It is interesting to note that one in four Washington elites, those with the most to gain or lose from America's position on the world stage and those with the greatest firsthand knowledge of the situation, believe that America's influence is in decline.
Depending on one's viewpoint, this data can be startling, but for two very different reasons.
Those who acknowledge America's present difficulties, but see the country's strengths in an optimistic light are likely to be surprised that so many of the nation's capital elite view America's influence as in decline. They may view the opinion of this group as unpatriotic. They may also point out that the United States has had many bouts of doom and gloom in its history, including post-Sputnik fears of losing its science and technology lead and 1980s era concerns about Japanese competition. But, natural geographic advantages (a nation that can feed itself, good relations with its neighbors, large oceans to its east and west), a strong military, a large domestic economy, the rule of law and business innovation seem to give America significant staying power.
Those who focus on a surging Pacific Rim and an America deeply in debt, with an aging workforce and a devaluing currency are likely to be surprised that so few Washington elites see the writing on the wall. Like Martin Jacques, author of "When China Rules the World", this group views the rise of a multi-polar world as an inevitable product of economies like Brazil, China, India and others "catching up." They might ask how Washington elites are blind to this inevitable change.
And, as one might expect inside Washington, there are differences of opinion based upon party affiliation.
The Democratic Perspective:
Elite DC Democrats are modulating their thinking over time on this question. In the heat of the meltdown in 2008, with Bush as President, 39% agreed that the financial crisis marked the end of US international dominance. Now that number is 24%. The intervening variables are likely (a) the election of Barack Obama and (b) a perception that the worst economically is behind them.
The Republican Perspective:
On the other side of the aisle, elite Washington Republicans are now 13 points more likely to say that the financial crisis marked the end of US dominance. This is in line with their more pessimistic assessment of the US economy generally. It also may reflect a sour mood with President Obama now in the White House.

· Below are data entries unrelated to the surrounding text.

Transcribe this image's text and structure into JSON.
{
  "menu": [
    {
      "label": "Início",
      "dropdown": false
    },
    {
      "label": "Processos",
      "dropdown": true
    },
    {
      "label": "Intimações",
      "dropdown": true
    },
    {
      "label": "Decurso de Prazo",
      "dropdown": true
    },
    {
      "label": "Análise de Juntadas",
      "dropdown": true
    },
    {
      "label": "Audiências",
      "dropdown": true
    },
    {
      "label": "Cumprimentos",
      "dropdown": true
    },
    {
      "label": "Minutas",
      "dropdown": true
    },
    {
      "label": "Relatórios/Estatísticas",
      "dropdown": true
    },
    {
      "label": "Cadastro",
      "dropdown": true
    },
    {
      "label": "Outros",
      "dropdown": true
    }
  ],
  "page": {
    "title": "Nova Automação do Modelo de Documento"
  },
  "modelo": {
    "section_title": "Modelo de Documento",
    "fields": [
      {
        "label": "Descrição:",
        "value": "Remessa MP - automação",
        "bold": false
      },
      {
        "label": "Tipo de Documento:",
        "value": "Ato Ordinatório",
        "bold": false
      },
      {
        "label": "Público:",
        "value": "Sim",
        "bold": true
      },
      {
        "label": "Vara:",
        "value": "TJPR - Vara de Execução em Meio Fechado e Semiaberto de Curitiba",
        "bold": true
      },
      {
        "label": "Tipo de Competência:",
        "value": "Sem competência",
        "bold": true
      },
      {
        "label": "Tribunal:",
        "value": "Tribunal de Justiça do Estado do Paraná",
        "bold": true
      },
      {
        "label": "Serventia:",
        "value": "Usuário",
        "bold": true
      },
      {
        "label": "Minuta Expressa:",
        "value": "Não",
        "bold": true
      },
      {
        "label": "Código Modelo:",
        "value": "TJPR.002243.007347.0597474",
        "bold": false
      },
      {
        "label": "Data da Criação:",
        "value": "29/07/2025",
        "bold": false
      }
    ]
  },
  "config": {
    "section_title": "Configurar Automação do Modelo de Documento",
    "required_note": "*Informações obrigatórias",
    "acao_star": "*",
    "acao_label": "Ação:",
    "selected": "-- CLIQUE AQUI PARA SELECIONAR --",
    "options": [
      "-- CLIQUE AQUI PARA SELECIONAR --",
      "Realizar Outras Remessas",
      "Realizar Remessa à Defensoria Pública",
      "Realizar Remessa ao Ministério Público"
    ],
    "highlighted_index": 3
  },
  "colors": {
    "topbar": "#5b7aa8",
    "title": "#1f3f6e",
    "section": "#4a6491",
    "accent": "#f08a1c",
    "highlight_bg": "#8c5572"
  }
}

No matter the perspective, this is certainly one of the great questions of the age and StrategyOne will continue to track elite Washington sentiment on this question.